Two-dimensional CaFCl: ultra-wide bandgap, strong interlayer quantum confinement, and n-type doping†

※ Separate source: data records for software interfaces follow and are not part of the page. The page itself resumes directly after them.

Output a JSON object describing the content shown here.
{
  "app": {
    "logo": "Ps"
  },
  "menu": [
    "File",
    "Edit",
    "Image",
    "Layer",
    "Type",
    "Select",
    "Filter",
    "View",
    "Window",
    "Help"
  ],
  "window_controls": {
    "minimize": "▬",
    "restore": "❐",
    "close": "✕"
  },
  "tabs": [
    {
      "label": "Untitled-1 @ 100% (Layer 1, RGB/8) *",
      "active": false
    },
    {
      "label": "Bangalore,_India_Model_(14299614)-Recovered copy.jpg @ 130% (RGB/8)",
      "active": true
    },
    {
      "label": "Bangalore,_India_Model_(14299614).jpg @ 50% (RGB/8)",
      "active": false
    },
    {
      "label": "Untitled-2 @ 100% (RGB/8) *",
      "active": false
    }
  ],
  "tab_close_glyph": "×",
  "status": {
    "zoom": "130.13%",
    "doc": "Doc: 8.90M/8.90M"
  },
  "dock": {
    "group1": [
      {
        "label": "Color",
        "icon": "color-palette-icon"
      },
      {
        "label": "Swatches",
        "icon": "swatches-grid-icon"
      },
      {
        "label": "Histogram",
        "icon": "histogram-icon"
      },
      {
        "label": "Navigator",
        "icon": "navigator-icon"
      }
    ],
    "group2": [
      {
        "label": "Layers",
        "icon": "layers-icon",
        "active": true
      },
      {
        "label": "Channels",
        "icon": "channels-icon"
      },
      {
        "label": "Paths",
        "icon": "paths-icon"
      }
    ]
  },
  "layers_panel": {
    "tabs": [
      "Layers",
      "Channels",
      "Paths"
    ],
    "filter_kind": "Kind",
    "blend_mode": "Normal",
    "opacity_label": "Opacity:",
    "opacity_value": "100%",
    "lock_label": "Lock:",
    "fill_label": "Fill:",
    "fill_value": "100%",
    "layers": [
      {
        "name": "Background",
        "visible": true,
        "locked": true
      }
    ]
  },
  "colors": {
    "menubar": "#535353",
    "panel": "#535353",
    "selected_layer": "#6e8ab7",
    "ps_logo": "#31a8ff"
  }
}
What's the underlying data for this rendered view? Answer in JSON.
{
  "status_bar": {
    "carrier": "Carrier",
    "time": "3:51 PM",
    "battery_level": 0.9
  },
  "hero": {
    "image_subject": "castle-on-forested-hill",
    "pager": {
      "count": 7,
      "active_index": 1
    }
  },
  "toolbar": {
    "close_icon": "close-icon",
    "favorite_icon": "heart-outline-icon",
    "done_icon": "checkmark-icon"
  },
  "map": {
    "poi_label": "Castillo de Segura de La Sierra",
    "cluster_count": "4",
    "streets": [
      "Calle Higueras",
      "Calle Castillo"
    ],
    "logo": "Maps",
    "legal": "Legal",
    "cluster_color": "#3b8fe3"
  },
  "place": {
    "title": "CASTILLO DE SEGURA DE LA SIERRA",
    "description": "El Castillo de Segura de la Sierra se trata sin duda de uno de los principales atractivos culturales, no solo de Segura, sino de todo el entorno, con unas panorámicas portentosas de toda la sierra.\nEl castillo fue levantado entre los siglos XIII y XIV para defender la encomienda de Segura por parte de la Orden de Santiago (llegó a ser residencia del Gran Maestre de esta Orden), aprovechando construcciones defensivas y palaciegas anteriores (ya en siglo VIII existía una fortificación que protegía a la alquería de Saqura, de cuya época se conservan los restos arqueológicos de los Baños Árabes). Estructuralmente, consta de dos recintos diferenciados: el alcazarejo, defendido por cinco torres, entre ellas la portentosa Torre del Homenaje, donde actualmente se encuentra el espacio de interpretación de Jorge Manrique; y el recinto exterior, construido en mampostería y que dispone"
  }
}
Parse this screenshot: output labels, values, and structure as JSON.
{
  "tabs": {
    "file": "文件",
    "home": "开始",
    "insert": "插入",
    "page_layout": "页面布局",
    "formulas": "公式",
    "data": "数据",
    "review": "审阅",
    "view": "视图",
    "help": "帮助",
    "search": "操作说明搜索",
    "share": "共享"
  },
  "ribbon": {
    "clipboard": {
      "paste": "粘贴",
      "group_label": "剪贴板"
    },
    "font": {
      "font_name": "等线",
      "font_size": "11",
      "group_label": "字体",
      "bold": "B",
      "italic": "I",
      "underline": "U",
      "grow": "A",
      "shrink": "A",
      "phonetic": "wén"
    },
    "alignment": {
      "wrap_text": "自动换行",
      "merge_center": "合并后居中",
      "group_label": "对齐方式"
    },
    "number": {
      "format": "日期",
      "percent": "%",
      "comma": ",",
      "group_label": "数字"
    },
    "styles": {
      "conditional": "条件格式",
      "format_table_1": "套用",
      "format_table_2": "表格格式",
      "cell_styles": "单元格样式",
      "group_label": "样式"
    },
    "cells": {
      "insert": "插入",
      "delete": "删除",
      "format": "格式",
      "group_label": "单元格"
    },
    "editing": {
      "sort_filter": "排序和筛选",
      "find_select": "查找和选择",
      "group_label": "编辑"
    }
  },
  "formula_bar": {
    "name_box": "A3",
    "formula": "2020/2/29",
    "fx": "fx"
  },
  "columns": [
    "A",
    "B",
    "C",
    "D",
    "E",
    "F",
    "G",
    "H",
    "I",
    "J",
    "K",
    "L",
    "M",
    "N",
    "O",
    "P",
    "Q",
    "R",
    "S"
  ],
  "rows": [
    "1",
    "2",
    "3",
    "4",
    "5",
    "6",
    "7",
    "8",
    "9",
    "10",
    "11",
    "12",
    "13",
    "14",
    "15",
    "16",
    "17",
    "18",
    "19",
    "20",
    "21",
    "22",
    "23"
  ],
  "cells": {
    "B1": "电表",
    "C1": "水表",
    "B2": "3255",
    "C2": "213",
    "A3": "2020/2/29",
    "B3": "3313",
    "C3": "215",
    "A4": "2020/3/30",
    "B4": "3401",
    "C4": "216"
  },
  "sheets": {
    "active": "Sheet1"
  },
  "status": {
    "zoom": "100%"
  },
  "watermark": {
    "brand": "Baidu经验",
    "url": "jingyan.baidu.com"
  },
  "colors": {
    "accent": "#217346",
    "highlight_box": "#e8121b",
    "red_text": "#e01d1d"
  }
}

Two-dimensional (2D) ultra-wide bandgap (UWBG) semiconductors have attracted tremendous attention because of their unique electronic properties and promising applications. Using first-principles calculations, monolayer (bilayer) CaFCl has a cleavage energy of 0.93 J m−2 (0.72 J m−2), suggesting that the exfoliation of monolayer and few-layer materials from the bulk phase could be feasible. The CaFCl monolayer is an UWBG semiconductor with a direct bandgap of 6.62 eV. In addition to the dynamic and thermodynamic stability, it can remain thermally stable at 2200 K, suitable for operation in high-temperature environments. The bandgap of monolayer CaFCl can be tuned by external strain and layer thickness. The decrease of the layer thickness leads to not only a bandgap increase but also an indirect-to-direct bandgap transition, suggesting a strong interlayer quantum confinement effect. Under biaxial strain, the direct bandgap can also be turned into an indirect one. The adsorption of a tetrathiafulvalene (TTF) molecule introduces deep donor states in the gap of CaFCl. Under an external electric field with direction from CaFCl to TTF, the TTF-derived donor states move closer to the conduction band edge of CaFCl and then the adsorption complex becomes effectively n-doped. Furthermore, monolayer CaFCl exhibits pronounced optical absorption in the ultraviolet range of the solar spectrum. These results render CaFCl an attractive 2D material for applications in flexible nanoelectronic and optoelectronic devices.